• Assigned task:
Copy the lines below word for word, skipping any image.

Records from a data collection:
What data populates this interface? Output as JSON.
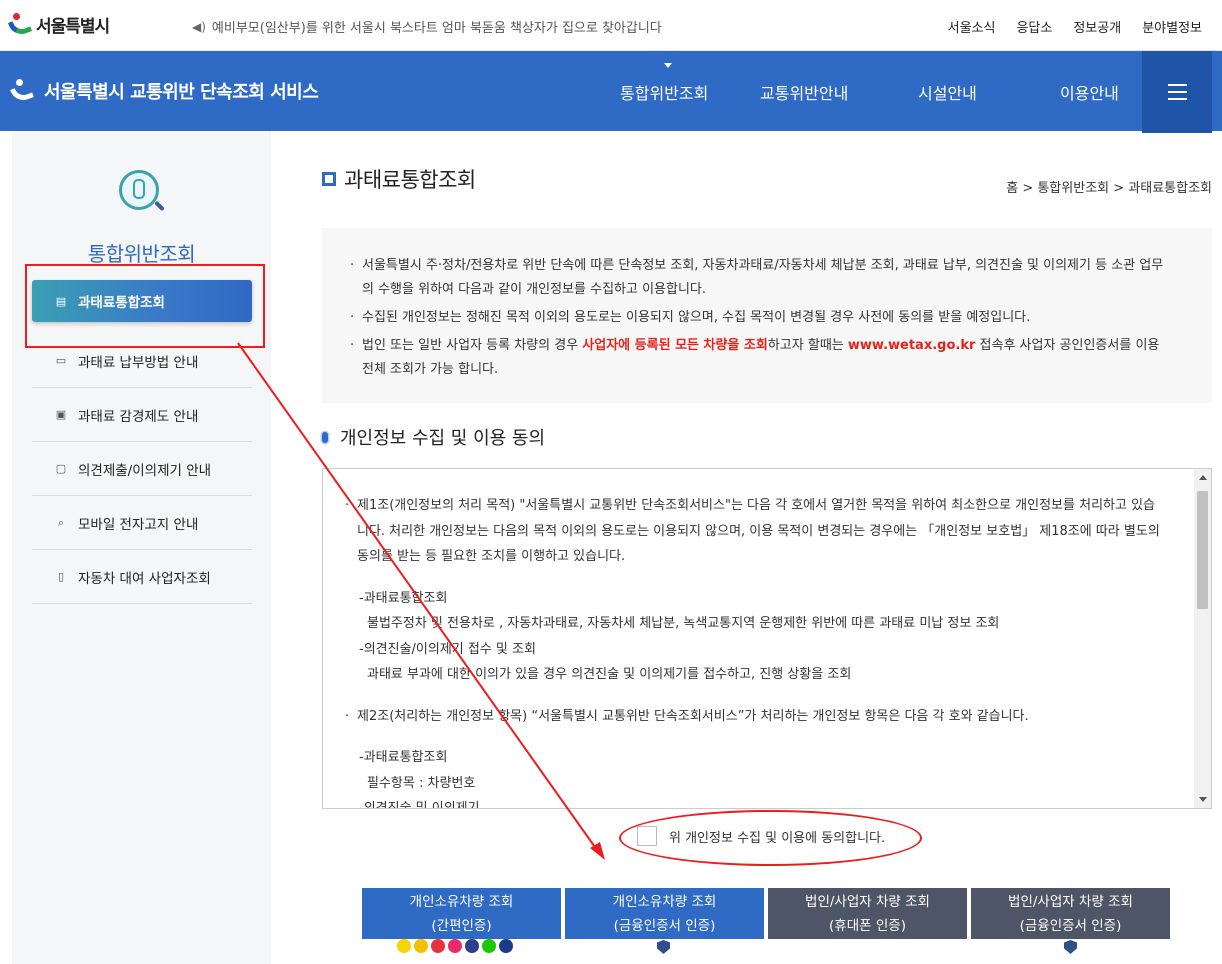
{
  "topbar": {
    "logo_text": "서울특별시",
    "notice": "예비부모(임산부)를 위한 서울시 북스타트 엄마 북돋움 책상자가 집으로 찾아갑니다",
    "links": [
      "서울소식",
      "응답소",
      "정보공개",
      "분야별정보"
    ]
  },
  "nav": {
    "site_title": "서울특별시 교통위반 단속조회 서비스",
    "items": [
      "통합위반조회",
      "교통위반안내",
      "시설안내",
      "이용안내"
    ]
  },
  "sidebar": {
    "title": "통합위반조회",
    "items": [
      {
        "label": "과태료통합조회",
        "icon": "coins-icon",
        "active": true
      },
      {
        "label": "과태료 납부방법 안내",
        "icon": "card-icon"
      },
      {
        "label": "과태료 감경제도 안내",
        "icon": "clipboard-icon"
      },
      {
        "label": "의견제출/이의제기 안내",
        "icon": "document-icon"
      },
      {
        "label": "모바일 전자고지 안내",
        "icon": "search-icon"
      },
      {
        "label": "자동차 대여 사업자조회",
        "icon": "mobile-icon"
      }
    ]
  },
  "main": {
    "page_title": "과태료통합조회",
    "breadcrumb": "홈 > 통합위반조회 > 과태료통합조회",
    "info": {
      "p1": "서울특별시 주·정차/전용차로 위반 단속에 따른 단속정보 조회, 자동차과태료/자동차세 체납분 조회, 과태료 납부, 의견진술 및 이의제기 등 소관 업무의 수행을 위하여 다음과 같이 개인정보를 수집하고 이용합니다.",
      "p2": "수집된 개인정보는 정해진 목적 이외의 용도로는 이용되지 않으며, 수집 목적이 변경될 경우 사전에 동의를 받을 예정입니다.",
      "p3_a": "법인 또는 일반 사업자 등록 차량의 경우 ",
      "p3_red": "사업자에 등록된 모든 차량을 조회",
      "p3_b": "하고자 할때는 ",
      "p3_link": "www.wetax.go.kr",
      "p3_c": " 접속후 사업자 공인인증서를 이용 전체 조회가 가능 합니다."
    },
    "section_title": "개인정보 수집 및 이용 동의",
    "terms": {
      "a1": "제1조(개인정보의 처리 목적) \"서울특별시 교통위반 단속조회서비스\"는 다음 각 호에서 열거한 목적을 위하여 최소한으로 개인정보를 처리하고 있습니다. 처리한 개인정보는 다음의 목적 이외의 용도로는 이용되지 않으며, 이용 목적이 변경되는 경우에는 「개인정보 보호법」 제18조에 따라 별도의 동의를 받는 등 필요한 조치를 이행하고 있습니다.",
      "s1": "-과태료통합조회",
      "s1d": "불법주정차 및 전용차로 , 자동차과태료, 자동차세 체납분, 녹색교통지역 운행제한 위반에 따른 과태료 미납 정보 조회",
      "s2": "-의견진술/이의제기 접수 및 조회",
      "s2d": "과태료 부과에 대한 이의가 있을 경우 의견진술 및 이의제기를 접수하고, 진행 상황을 조회",
      "a2": "제2조(처리하는 개인정보 항목) “서울특별시 교통위반 단속조회서비스”가 처리하는 개인정보 항목은 다음 각 호와 같습니다.",
      "s3": "-과태료통합조회",
      "s3d": "필수항목 : 차량번호",
      "s4": "-의견진술 및 이의제기"
    },
    "agree_label": "위 개인정보 수집 및 이용에 동의합니다.",
    "buttons": [
      {
        "line1": "개인소유차량 조회",
        "line2": "(간편인증)"
      },
      {
        "line1": "개인소유차량 조회",
        "line2": "(금융인증서 인증)"
      },
      {
        "line1": "법인/사업자 차량 조회",
        "line2": "(휴대폰 인증)"
      },
      {
        "line1": "법인/사업자 차량 조회",
        "line2": "(금융인증서 인증)"
      }
    ]
  },
  "colors": {
    "nav_blue": "#2f6ac4",
    "btn_gray": "#4e5566",
    "annotation_red": "#ee1c1c"
  }
}
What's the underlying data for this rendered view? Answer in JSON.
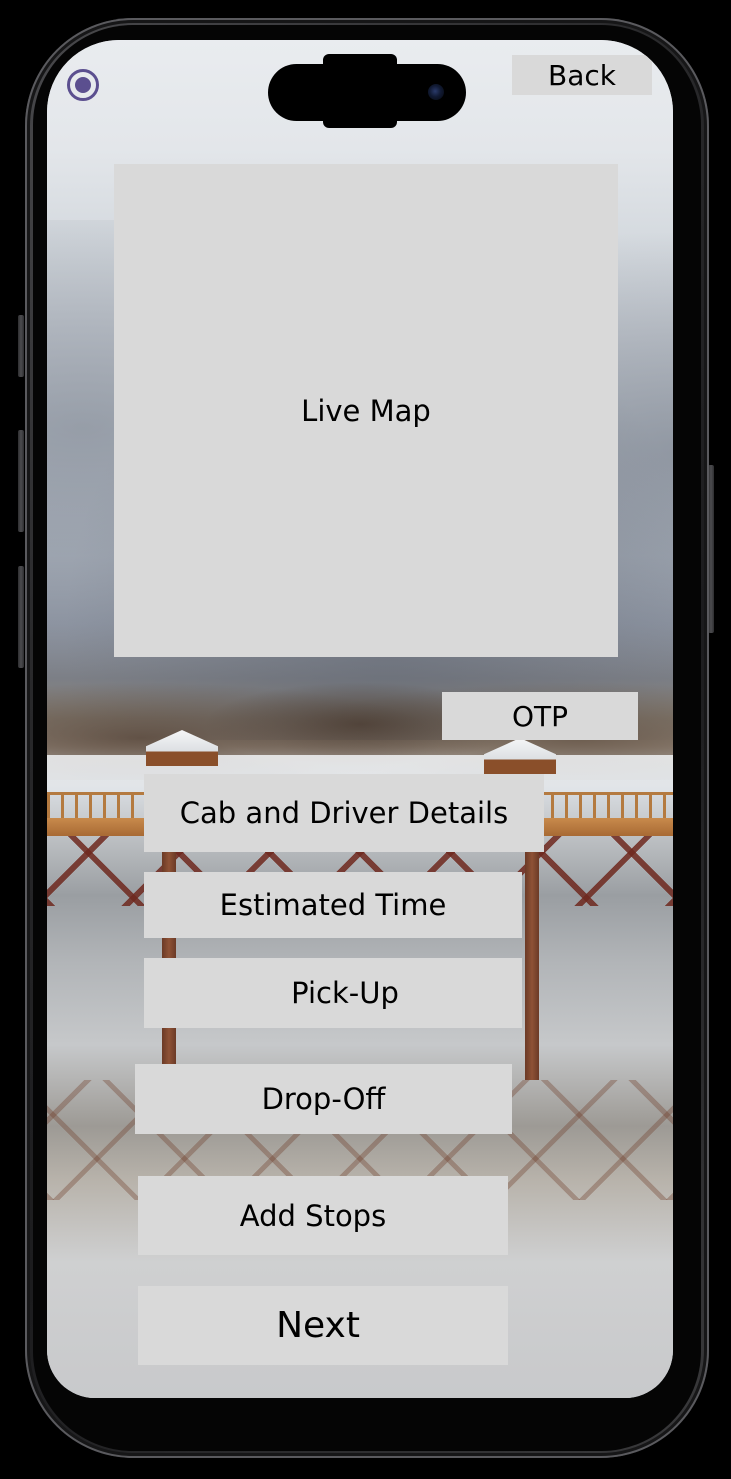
{
  "header": {
    "back_label": "Back"
  },
  "map": {
    "label": "Live Map"
  },
  "ride": {
    "otp_label": "OTP",
    "cab_details_label": "Cab and Driver Details",
    "estimated_time_label": "Estimated Time",
    "pickup_label": "Pick-Up",
    "dropoff_label": "Drop-Off",
    "add_stops_label": "Add Stops",
    "next_label": "Next"
  },
  "icons": {
    "status": "radio-selected-icon"
  },
  "colors": {
    "block_background": "#d9d9d9",
    "accent": "#5b4f8f",
    "text": "#000000"
  }
}
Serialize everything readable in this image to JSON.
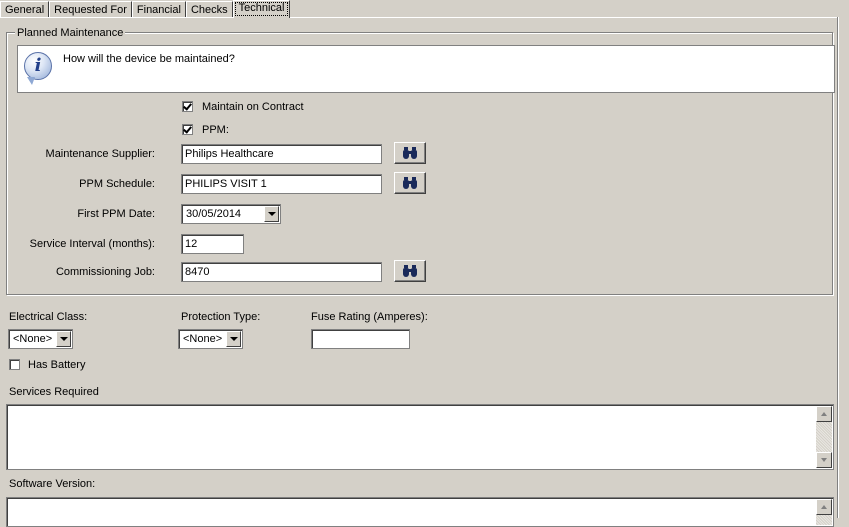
{
  "tabs": [
    {
      "label": "General"
    },
    {
      "label": "Requested For"
    },
    {
      "label": "Financial"
    },
    {
      "label": "Checks"
    },
    {
      "label": "Technical",
      "active": true
    }
  ],
  "planned_maintenance": {
    "title": "Planned Maintenance",
    "info_text": "How will the device be maintained?",
    "maintain_on_contract": {
      "label": "Maintain on Contract",
      "checked": true
    },
    "ppm": {
      "label": "PPM:",
      "checked": true
    },
    "maintenance_supplier": {
      "label": "Maintenance Supplier:",
      "value": "Philips Healthcare"
    },
    "ppm_schedule": {
      "label": "PPM Schedule:",
      "value": "PHILIPS VISIT 1"
    },
    "first_ppm_date": {
      "label": "First PPM Date:",
      "value": "30/05/2014"
    },
    "service_interval": {
      "label": "Service Interval (months):",
      "value": "12"
    },
    "commissioning_job": {
      "label": "Commissioning Job:",
      "value": "8470"
    }
  },
  "electrical": {
    "electrical_class": {
      "label": "Electrical Class:",
      "value": "<None>"
    },
    "protection_type": {
      "label": "Protection Type:",
      "value": "<None>"
    },
    "fuse_rating": {
      "label": "Fuse Rating (Amperes):",
      "value": ""
    },
    "has_battery": {
      "label": "Has Battery",
      "checked": false
    }
  },
  "services_required": {
    "label": "Services Required",
    "value": ""
  },
  "software_version": {
    "label": "Software Version:",
    "value": ""
  },
  "icons": {
    "info": "info-icon",
    "lookup": "binoculars-icon"
  }
}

• Response:
What data populates this interface? Output as JSON.
{
  "topbar": {
    "logo_text": "서울특별시",
    "notice": "예비부모(임산부)를 위한 서울시 북스타트 엄마 북돋움 책상자가 집으로 찾아갑니다",
    "links": [
      "서울소식",
      "응답소",
      "정보공개",
      "분야별정보"
    ]
  },
  "nav": {
    "site_title": "서울특별시 교통위반 단속조회 서비스",
    "items": [
      "통합위반조회",
      "교통위반안내",
      "시설안내",
      "이용안내"
    ]
  },
  "sidebar": {
    "title": "통합위반조회",
    "items": [
      {
        "label": "과태료통합조회",
        "icon": "coins-icon",
        "active": true
      },
      {
        "label": "과태료 납부방법 안내",
        "icon": "card-icon"
      },
      {
        "label": "과태료 감경제도 안내",
        "icon": "clipboard-icon"
      },
      {
        "label": "의견제출/이의제기 안내",
        "icon": "document-icon"
      },
      {
        "label": "모바일 전자고지 안내",
        "icon": "search-icon"
      },
      {
        "label": "자동차 대여 사업자조회",
        "icon": "mobile-icon"
      }
    ]
  },
  "main": {
    "page_title": "과태료통합조회",
    "breadcrumb": "홈 > 통합위반조회 > 과태료통합조회",
    "info": {
      "p1": "서울특별시 주·정차/전용차로 위반 단속에 따른 단속정보 조회, 자동차과태료/자동차세 체납분 조회, 과태료 납부, 의견진술 및 이의제기 등 소관 업무의 수행을 위하여 다음과 같이 개인정보를 수집하고 이용합니다.",
      "p2": "수집된 개인정보는 정해진 목적 이외의 용도로는 이용되지 않으며, 수집 목적이 변경될 경우 사전에 동의를 받을 예정입니다.",
      "p3_a": "법인 또는 일반 사업자 등록 차량의 경우 ",
      "p3_red": "사업자에 등록된 모든 차량을 조회",
      "p3_b": "하고자 할때는 ",
      "p3_link": "www.wetax.go.kr",
      "p3_c": " 접속후 사업자 공인인증서를 이용 전체 조회가 가능 합니다."
    },
    "section_title": "개인정보 수집 및 이용 동의",
    "terms": {
      "a1": "제1조(개인정보의 처리 목적) \"서울특별시 교통위반 단속조회서비스\"는 다음 각 호에서 열거한 목적을 위하여 최소한으로 개인정보를 처리하고 있습니다. 처리한 개인정보는 다음의 목적 이외의 용도로는 이용되지 않으며, 이용 목적이 변경되는 경우에는 「개인정보 보호법」 제18조에 따라 별도의 동의를 받는 등 필요한 조치를 이행하고 있습니다.",
      "s1": "-과태료통합조회",
      "s1d": "불법주정차 및 전용차로 , 자동차과태료, 자동차세 체납분, 녹색교통지역 운행제한 위반에 따른 과태료 미납 정보 조회",
      "s2": "-의견진술/이의제기 접수 및 조회",
      "s2d": "과태료 부과에 대한 이의가 있을 경우 의견진술 및 이의제기를 접수하고, 진행 상황을 조회",
      "a2": "제2조(처리하는 개인정보 항목) “서울특별시 교통위반 단속조회서비스”가 처리하는 개인정보 항목은 다음 각 호와 같습니다.",
      "s3": "-과태료통합조회",
      "s3d": "필수항목 : 차량번호",
      "s4": "-의견진술 및 이의제기"
    },
    "agree_label": "위 개인정보 수집 및 이용에 동의합니다.",
    "buttons": [
      {
        "line1": "개인소유차량 조회",
        "line2": "(간편인증)"
      },
      {
        "line1": "개인소유차량 조회",
        "line2": "(금융인증서 인증)"
      },
      {
        "line1": "법인/사업자 차량 조회",
        "line2": "(휴대폰 인증)"
      },
      {
        "line1": "법인/사업자 차량 조회",
        "line2": "(금융인증서 인증)"
      }
    ]
  },
  "colors": {
    "nav_blue": "#2f6ac4",
    "btn_gray": "#4e5566",
    "annotation_red": "#ee1c1c"
  }
}
What's the underlying data for this rendered view? Answer in JSON.
{
  "header": {
    "back_label": "Back"
  },
  "map": {
    "label": "Live Map"
  },
  "ride": {
    "otp_label": "OTP",
    "cab_details_label": "Cab and Driver Details",
    "estimated_time_label": "Estimated Time",
    "pickup_label": "Pick-Up",
    "dropoff_label": "Drop-Off",
    "add_stops_label": "Add Stops",
    "next_label": "Next"
  },
  "icons": {
    "status": "radio-selected-icon"
  },
  "colors": {
    "block_background": "#d9d9d9",
    "accent": "#5b4f8f",
    "text": "#000000"
  }
}
Serialize everything readable in this image to JSON.
{
  "tabs": [
    {
      "label": "General"
    },
    {
      "label": "Requested For"
    },
    {
      "label": "Financial"
    },
    {
      "label": "Checks"
    },
    {
      "label": "Technical",
      "active": true
    }
  ],
  "planned_maintenance": {
    "title": "Planned Maintenance",
    "info_text": "How will the device be maintained?",
    "maintain_on_contract": {
      "label": "Maintain on Contract",
      "checked": true
    },
    "ppm": {
      "label": "PPM:",
      "checked": true
    },
    "maintenance_supplier": {
      "label": "Maintenance Supplier:",
      "value": "Philips Healthcare"
    },
    "ppm_schedule": {
      "label": "PPM Schedule:",
      "value": "PHILIPS VISIT 1"
    },
    "first_ppm_date": {
      "label": "First PPM Date:",
      "value": "30/05/2014"
    },
    "service_interval": {
      "label": "Service Interval (months):",
      "value": "12"
    },
    "commissioning_job": {
      "label": "Commissioning Job:",
      "value": "8470"
    }
  },
  "electrical": {
    "electrical_class": {
      "label": "Electrical Class:",
      "value": "<None>"
    },
    "protection_type": {
      "label": "Protection Type:",
      "value": "<None>"
    },
    "fuse_rating": {
      "label": "Fuse Rating (Amperes):",
      "value": ""
    },
    "has_battery": {
      "label": "Has Battery",
      "checked": false
    }
  },
  "services_required": {
    "label": "Services Required",
    "value": ""
  },
  "software_version": {
    "label": "Software Version:",
    "value": ""
  },
  "icons": {
    "info": "info-icon",
    "lookup": "binoculars-icon"
  }
}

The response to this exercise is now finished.